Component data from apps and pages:
——————————

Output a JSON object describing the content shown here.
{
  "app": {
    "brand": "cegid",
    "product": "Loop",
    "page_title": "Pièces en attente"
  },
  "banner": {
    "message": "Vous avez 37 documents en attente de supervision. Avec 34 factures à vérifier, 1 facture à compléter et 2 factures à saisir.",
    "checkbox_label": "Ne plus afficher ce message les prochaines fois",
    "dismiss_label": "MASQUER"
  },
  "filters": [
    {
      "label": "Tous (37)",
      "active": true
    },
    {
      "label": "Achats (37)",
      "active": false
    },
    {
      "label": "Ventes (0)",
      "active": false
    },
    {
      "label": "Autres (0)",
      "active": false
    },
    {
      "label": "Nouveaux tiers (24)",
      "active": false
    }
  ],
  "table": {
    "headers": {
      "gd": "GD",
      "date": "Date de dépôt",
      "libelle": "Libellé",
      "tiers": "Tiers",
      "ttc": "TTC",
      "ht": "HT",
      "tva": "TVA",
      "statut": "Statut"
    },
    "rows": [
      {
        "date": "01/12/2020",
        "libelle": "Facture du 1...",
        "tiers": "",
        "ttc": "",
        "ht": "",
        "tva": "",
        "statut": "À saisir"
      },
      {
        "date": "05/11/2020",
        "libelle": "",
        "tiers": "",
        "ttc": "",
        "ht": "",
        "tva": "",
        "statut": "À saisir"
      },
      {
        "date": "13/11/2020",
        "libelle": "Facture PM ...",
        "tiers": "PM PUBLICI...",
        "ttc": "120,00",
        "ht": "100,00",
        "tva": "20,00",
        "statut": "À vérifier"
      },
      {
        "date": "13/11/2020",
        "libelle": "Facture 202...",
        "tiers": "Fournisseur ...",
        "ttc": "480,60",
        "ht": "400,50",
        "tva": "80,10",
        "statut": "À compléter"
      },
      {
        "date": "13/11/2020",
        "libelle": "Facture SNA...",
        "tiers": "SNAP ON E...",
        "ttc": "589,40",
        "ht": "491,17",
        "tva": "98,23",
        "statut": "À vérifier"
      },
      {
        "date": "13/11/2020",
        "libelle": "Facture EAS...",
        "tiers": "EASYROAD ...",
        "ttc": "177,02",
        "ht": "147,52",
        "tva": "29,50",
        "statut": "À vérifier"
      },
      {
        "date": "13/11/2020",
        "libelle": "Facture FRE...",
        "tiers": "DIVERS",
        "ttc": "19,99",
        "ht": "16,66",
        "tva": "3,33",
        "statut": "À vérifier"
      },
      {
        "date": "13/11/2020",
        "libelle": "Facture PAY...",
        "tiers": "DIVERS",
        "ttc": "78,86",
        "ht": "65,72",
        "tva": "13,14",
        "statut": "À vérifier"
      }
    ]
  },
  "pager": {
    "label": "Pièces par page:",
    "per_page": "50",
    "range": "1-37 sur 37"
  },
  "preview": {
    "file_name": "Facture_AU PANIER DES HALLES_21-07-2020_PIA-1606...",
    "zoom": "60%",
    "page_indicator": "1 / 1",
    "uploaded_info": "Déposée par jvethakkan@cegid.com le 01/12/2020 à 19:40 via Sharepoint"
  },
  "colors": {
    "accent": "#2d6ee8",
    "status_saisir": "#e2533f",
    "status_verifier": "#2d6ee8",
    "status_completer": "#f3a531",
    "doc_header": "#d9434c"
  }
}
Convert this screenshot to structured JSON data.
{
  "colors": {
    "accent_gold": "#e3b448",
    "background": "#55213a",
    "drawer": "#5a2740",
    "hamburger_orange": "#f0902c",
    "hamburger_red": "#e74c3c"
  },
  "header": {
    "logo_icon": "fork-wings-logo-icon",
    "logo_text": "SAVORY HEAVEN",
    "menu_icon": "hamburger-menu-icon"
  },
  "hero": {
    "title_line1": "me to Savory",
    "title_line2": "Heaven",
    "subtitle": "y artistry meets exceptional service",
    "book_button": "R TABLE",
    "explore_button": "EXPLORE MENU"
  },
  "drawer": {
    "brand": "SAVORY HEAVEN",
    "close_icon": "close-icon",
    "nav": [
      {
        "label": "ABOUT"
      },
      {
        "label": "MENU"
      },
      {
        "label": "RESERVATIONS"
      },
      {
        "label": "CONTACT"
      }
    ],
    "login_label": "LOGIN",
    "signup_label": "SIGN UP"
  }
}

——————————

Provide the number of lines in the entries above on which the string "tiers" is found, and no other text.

10